*** Dataset excerpts ***
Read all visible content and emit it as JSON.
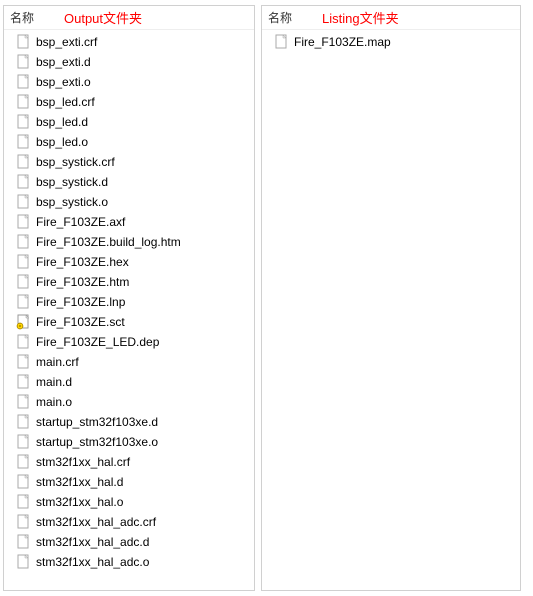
{
  "left": {
    "column_header": "名称",
    "folder_title": "Output文件夹",
    "files": [
      {
        "name": "bsp_exti.crf",
        "icon": "file"
      },
      {
        "name": "bsp_exti.d",
        "icon": "file"
      },
      {
        "name": "bsp_exti.o",
        "icon": "file"
      },
      {
        "name": "bsp_led.crf",
        "icon": "file"
      },
      {
        "name": "bsp_led.d",
        "icon": "file"
      },
      {
        "name": "bsp_led.o",
        "icon": "file"
      },
      {
        "name": "bsp_systick.crf",
        "icon": "file"
      },
      {
        "name": "bsp_systick.d",
        "icon": "file"
      },
      {
        "name": "bsp_systick.o",
        "icon": "file"
      },
      {
        "name": "Fire_F103ZE.axf",
        "icon": "file"
      },
      {
        "name": "Fire_F103ZE.build_log.htm",
        "icon": "file"
      },
      {
        "name": "Fire_F103ZE.hex",
        "icon": "file"
      },
      {
        "name": "Fire_F103ZE.htm",
        "icon": "file"
      },
      {
        "name": "Fire_F103ZE.lnp",
        "icon": "file"
      },
      {
        "name": "Fire_F103ZE.sct",
        "icon": "sct"
      },
      {
        "name": "Fire_F103ZE_LED.dep",
        "icon": "file"
      },
      {
        "name": "main.crf",
        "icon": "file"
      },
      {
        "name": "main.d",
        "icon": "file"
      },
      {
        "name": "main.o",
        "icon": "file"
      },
      {
        "name": "startup_stm32f103xe.d",
        "icon": "file"
      },
      {
        "name": "startup_stm32f103xe.o",
        "icon": "file"
      },
      {
        "name": "stm32f1xx_hal.crf",
        "icon": "file"
      },
      {
        "name": "stm32f1xx_hal.d",
        "icon": "file"
      },
      {
        "name": "stm32f1xx_hal.o",
        "icon": "file"
      },
      {
        "name": "stm32f1xx_hal_adc.crf",
        "icon": "file"
      },
      {
        "name": "stm32f1xx_hal_adc.d",
        "icon": "file"
      },
      {
        "name": "stm32f1xx_hal_adc.o",
        "icon": "file"
      }
    ]
  },
  "right": {
    "column_header": "名称",
    "folder_title": "Listing文件夹",
    "files": [
      {
        "name": "Fire_F103ZE.map",
        "icon": "file"
      }
    ]
  }
}
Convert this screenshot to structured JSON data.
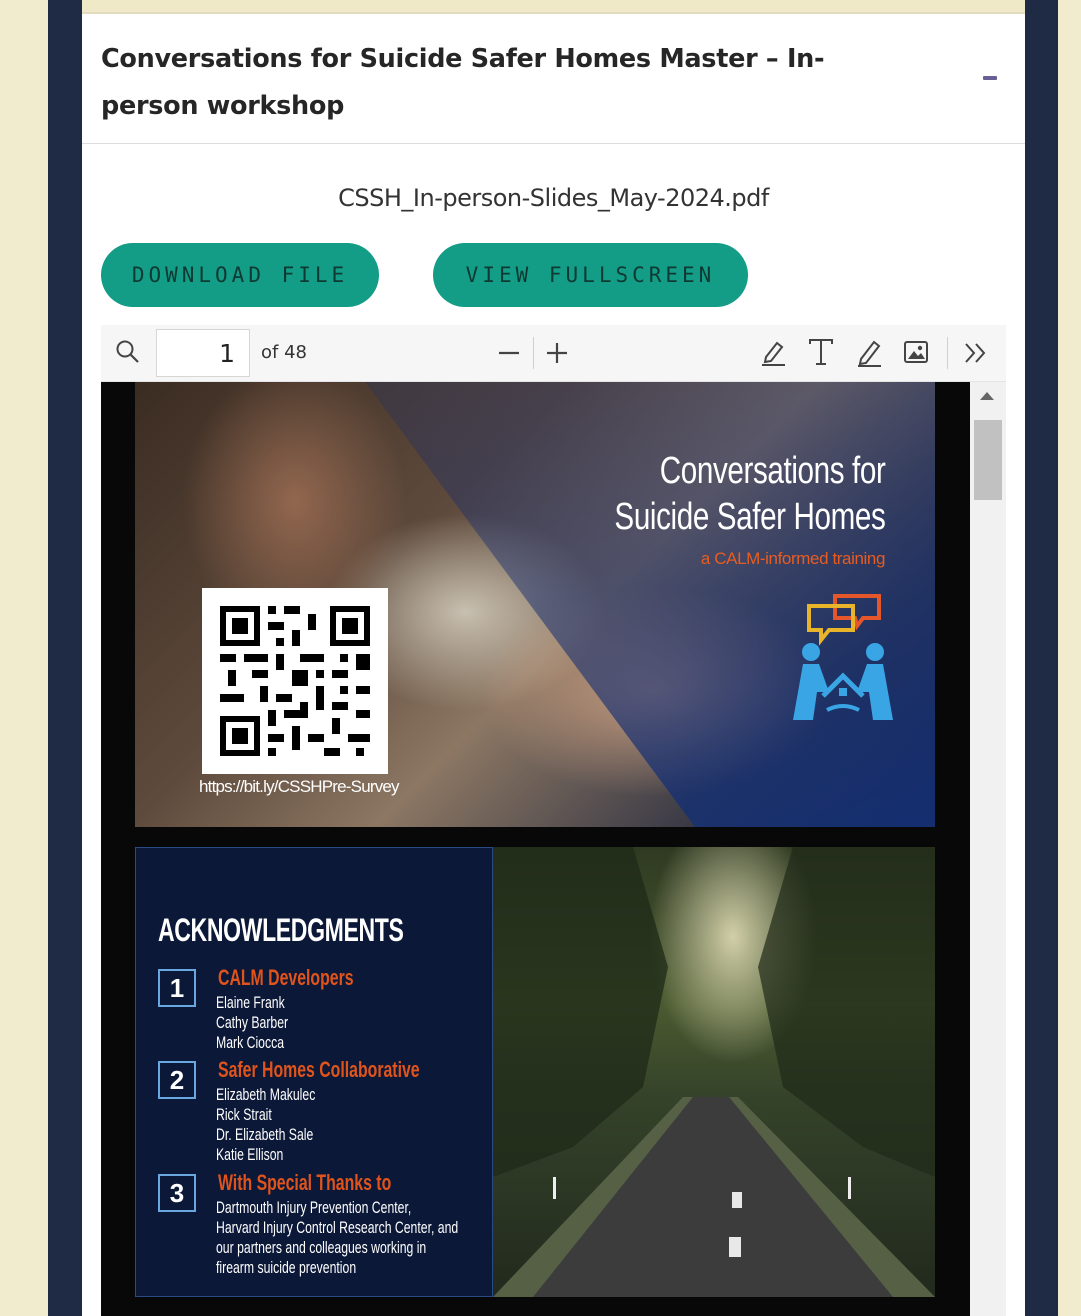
{
  "section": {
    "title": "Conversations for Suicide Safer Homes Master – In-person workshop",
    "collapse_icon": "minus-icon"
  },
  "file": {
    "name": "CSSH_In-person-Slides_May-2024.pdf",
    "download_label": "DOWNLOAD FILE",
    "fullscreen_label": "VIEW FULLSCREEN"
  },
  "viewer": {
    "current_page": "1",
    "page_count_label": "of 48",
    "icons": [
      "search-icon",
      "zoom-out-icon",
      "zoom-in-icon",
      "highlight-icon",
      "text-icon",
      "draw-icon",
      "image-icon",
      "more-tools-icon"
    ]
  },
  "slide1": {
    "title_line1": "Conversations for",
    "title_line2": "Suicide Safer Homes",
    "subtitle": "a CALM-informed training",
    "qr_url": "https://bit.ly/CSSHPre-Survey"
  },
  "slide2": {
    "heading": "ACKNOWLEDGMENTS",
    "items": [
      {
        "num": "1",
        "title": "CALM Developers",
        "lines": [
          "Elaine Frank",
          "Cathy Barber",
          "Mark Ciocca"
        ]
      },
      {
        "num": "2",
        "title": "Safer Homes Collaborative",
        "lines": [
          "Elizabeth Makulec",
          "Rick Strait",
          "Dr. Elizabeth Sale",
          "Katie Ellison"
        ]
      },
      {
        "num": "3",
        "title": "With Special Thanks to",
        "lines": [
          "Dartmouth Injury Prevention Center,",
          "Harvard Injury Control Research Center, and",
          "our partners and colleagues working in",
          "firearm suicide prevention"
        ]
      }
    ]
  },
  "colors": {
    "page_bg": "#f1ecce",
    "frame": "#1f2a45",
    "button": "#139c86",
    "accent": "#e0541c"
  }
}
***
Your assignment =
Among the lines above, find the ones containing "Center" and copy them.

Exercise response =
          "Dartmouth Injury Prevention Center,",
          "Harvard Injury Control Research Center, and",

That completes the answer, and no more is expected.